*** Opening Records to use ***

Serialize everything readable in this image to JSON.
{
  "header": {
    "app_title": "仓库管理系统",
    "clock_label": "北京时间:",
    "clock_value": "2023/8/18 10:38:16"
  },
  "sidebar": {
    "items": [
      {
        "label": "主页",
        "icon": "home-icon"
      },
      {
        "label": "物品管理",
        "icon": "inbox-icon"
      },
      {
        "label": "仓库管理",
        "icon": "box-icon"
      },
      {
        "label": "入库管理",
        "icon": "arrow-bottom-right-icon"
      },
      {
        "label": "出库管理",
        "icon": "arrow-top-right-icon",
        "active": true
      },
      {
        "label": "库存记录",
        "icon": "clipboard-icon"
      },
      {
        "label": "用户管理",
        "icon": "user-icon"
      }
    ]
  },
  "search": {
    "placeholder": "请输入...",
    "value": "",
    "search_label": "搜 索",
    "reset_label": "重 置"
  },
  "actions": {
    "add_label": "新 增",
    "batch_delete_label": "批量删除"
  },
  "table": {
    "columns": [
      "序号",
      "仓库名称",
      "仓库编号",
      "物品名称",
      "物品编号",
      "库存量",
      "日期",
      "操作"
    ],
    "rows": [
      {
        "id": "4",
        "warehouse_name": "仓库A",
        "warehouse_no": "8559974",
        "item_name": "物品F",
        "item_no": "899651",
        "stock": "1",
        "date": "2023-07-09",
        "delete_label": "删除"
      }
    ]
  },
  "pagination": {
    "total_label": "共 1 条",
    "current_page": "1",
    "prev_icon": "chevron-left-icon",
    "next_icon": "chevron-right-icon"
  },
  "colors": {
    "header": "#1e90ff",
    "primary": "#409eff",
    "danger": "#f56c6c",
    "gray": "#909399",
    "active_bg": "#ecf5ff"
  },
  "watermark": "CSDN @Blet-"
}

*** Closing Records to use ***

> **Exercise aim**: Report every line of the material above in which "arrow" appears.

> **Solution**:
        "icon": "arrow-bottom-right-icon"
        "icon": "arrow-top-right-icon",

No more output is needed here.